This blog goes a bit off topic and takes a breather from all the politics. Over the past couple of years, I've developed the habit of keeping note of each book I've read. For no special reason, really, other than I like to look back and appreciate anew what’s kept me inspired, entertained and engrossed (or … Continue reading 2016: the reading list
The recent parliamentary by-election turned out to be something of a game changer. Not only did the Lib Dems defeat Tory-turned-‘independent’ Zac Goldsmith, but the Greens, by deciding to stand aside, demonstrated how a Progressive Alliance might work in practice. The idea is that parties with a broadly progressive policy agenda set aside their differences to strategically … Continue reading lines in the sand: greens and the progressive alliance
‘Political renewal and the future of Labour’. This was the title of a recent conference convened by Labour Together, bringing various groups and interests within the Labour movement together for the first time to exchange and explore ideas in a common space. The conference aimed to initiate discussion: how should Labour ‘rediscover its sense of historic … Continue reading a healing process: labour’s future (conference report)
'Enemies of the people' and 'The judges versus the people'. Headlines like these, in the Mail and Telegraph respectively, not only give a flavour of, but also create the outraged response to Thursday's high court ruling that parliament alone has the authority to trigger article 50. This (rather hurriedly-written) blog lays out some of my personal … Continue reading brexit, democracy and ‘the people’
Following five German regional elections this year, there’s now a bit of a breather. Needless to say there’s been plenty of analysis, not least on TV talk shows, with guests from various parties chewing over what it all means. Beyond the percentages, plusses and minuses, something that’s really caught my attention is a renewed focus … Continue reading left, right and party ‘cartels’
The past couple of weeks have been busy with translation, both for work and for research. A good translation isn’t just a mechanical rendering of one language into another; it accurately conveys sense and nuance and, pondering the deeper layers of meaning, you soon recognise how some vocabulary is imbued with certain values and attitudes. … Continue reading what’s in a word?
Jeremy Corbyn is confirmed as the leader of the Labour Party, with an increased mandate, after a contest that seemed to be mainly about MPs vs grassroots members and Westminster vs everywhere else. Now Labour has to overcome two big challenges: bringing together its own membership and transforming its grassroots supporters into voters. Both are … Continue reading reaching out: what’s on your mind?
Another weekend, another German regional election, this time in Berlin. And in stark contrast to the recent outcome in Mecklenburg-Vorpommern (MV), the Berlin Senate result gave a much-needed boost to the Left Party. But some trends are still worrying: in both elections, waged workers supported the right-wing populist AfD over the democratic socialists; and unlike the … Continue reading germany’s shifting political landscape — part two: what’s next for the left party?
Sunday’s regional election in the northeastern state of Mecklenburg-Vorpommern (MV) saw the right-wing populist Alternative for Germany (Alternativ für Deutschland - AfD) make significant gains.
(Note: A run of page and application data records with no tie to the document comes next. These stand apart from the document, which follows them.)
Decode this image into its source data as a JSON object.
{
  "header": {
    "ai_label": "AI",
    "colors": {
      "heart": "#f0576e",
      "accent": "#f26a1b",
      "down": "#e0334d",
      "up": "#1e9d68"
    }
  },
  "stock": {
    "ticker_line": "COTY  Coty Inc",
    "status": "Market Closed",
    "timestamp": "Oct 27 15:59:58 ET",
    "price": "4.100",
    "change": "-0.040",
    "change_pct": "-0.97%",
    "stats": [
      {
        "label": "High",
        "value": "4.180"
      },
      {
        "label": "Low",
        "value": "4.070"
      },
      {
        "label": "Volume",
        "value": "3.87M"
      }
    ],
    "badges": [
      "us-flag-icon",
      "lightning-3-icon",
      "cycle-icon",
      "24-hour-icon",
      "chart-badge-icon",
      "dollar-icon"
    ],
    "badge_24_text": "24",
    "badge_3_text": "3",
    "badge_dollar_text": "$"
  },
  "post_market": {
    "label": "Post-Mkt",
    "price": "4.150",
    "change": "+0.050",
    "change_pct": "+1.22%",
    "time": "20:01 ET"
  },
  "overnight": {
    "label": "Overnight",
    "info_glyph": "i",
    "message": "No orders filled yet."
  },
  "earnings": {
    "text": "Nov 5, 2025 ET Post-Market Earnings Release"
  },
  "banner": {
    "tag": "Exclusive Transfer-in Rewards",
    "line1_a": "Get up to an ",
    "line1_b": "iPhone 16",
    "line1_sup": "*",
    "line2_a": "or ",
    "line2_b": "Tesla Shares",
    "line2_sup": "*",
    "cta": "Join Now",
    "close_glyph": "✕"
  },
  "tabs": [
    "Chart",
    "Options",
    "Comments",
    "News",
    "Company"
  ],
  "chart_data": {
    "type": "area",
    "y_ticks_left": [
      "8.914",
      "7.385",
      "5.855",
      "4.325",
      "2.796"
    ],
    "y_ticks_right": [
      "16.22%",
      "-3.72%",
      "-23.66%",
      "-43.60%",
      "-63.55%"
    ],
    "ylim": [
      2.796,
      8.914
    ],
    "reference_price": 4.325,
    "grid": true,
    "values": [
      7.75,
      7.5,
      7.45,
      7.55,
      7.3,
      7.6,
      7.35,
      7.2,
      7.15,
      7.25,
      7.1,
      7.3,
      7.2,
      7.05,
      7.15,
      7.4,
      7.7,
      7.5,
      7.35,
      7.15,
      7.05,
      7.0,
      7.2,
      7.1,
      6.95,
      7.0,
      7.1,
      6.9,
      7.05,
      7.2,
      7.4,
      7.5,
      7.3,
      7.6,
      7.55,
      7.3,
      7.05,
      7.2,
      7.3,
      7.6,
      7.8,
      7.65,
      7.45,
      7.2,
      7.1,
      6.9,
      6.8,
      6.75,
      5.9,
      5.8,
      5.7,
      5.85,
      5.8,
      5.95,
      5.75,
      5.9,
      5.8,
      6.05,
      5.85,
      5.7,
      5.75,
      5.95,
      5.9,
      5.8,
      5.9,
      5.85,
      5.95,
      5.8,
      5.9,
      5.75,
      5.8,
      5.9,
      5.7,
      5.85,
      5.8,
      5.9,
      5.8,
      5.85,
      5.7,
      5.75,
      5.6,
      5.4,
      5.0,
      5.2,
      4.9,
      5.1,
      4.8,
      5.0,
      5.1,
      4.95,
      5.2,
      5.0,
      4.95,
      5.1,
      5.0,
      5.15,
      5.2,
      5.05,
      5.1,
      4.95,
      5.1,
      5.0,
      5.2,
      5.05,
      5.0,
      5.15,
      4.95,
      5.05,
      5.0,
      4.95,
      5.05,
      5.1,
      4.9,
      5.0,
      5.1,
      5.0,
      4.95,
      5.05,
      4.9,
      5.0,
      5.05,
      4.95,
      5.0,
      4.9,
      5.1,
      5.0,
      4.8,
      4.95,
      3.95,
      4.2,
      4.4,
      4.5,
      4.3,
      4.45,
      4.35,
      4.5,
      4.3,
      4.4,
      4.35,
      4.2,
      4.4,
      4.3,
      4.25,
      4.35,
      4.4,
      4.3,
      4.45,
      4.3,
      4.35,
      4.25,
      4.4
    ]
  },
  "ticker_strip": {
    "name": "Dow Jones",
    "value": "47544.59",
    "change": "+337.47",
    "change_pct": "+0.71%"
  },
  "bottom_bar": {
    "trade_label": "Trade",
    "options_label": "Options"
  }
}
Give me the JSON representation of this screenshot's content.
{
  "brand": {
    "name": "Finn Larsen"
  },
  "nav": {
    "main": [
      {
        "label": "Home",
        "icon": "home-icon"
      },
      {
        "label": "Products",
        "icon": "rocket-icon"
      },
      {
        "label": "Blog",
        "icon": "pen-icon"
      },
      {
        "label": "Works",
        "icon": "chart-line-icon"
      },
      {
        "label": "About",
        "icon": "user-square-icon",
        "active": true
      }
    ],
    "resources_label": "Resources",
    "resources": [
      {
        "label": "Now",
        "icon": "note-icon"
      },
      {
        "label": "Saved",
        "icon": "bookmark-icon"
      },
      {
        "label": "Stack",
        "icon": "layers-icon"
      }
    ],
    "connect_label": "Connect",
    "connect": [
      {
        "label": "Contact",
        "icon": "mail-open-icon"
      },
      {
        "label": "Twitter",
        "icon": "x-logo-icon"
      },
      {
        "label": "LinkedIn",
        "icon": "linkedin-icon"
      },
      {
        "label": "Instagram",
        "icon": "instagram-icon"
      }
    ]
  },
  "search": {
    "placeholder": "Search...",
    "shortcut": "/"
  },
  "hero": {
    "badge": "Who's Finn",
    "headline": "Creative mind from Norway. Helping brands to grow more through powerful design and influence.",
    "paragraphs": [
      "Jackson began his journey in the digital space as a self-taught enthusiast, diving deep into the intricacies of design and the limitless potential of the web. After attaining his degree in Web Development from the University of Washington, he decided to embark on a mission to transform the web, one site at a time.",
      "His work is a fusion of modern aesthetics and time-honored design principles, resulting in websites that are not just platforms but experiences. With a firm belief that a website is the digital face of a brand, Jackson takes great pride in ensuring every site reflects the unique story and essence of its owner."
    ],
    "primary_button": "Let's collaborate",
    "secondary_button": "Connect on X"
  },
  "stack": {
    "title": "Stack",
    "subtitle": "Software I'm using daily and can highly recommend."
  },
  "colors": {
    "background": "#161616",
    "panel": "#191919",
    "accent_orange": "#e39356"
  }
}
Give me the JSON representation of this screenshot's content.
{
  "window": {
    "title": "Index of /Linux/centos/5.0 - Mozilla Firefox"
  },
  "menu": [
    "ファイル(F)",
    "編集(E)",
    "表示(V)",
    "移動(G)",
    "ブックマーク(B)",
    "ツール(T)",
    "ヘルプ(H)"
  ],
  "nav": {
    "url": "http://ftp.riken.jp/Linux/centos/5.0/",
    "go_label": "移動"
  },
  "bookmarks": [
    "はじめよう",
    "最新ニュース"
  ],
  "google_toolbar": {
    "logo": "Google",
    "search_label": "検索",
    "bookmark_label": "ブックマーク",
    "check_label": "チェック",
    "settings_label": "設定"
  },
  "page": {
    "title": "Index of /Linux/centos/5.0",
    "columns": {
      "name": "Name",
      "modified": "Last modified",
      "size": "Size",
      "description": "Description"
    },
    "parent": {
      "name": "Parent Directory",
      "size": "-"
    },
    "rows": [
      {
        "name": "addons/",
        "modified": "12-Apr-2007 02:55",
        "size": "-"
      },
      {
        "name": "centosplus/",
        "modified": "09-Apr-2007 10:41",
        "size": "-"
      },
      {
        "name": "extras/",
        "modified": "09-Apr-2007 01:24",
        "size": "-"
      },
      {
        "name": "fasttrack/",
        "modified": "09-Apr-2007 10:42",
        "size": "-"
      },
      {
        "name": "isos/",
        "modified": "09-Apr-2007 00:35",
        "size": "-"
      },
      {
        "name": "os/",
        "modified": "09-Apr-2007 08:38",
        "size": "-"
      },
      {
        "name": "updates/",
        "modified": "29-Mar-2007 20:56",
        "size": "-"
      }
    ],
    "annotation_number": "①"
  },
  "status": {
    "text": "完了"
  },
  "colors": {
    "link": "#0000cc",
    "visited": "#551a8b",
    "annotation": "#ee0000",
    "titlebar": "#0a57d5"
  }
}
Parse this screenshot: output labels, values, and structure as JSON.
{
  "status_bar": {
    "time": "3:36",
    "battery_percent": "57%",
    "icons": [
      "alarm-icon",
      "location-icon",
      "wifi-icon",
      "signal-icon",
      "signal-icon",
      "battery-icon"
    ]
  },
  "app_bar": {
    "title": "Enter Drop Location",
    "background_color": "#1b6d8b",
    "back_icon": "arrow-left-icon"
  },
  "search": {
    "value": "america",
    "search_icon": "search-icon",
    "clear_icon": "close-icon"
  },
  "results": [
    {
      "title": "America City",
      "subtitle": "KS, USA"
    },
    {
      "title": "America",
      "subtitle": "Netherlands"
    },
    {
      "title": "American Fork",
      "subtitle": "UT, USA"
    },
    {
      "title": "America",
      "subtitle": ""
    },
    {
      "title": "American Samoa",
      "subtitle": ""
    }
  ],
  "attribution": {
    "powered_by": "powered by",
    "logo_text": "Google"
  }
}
Not a complete surprise, but shocking nonetheless. The party — which didn’t even exist at the last MV election — is now the second largest in the state (20.8%), behind … Continue reading germany’s shifting political landscape — part one: the election shock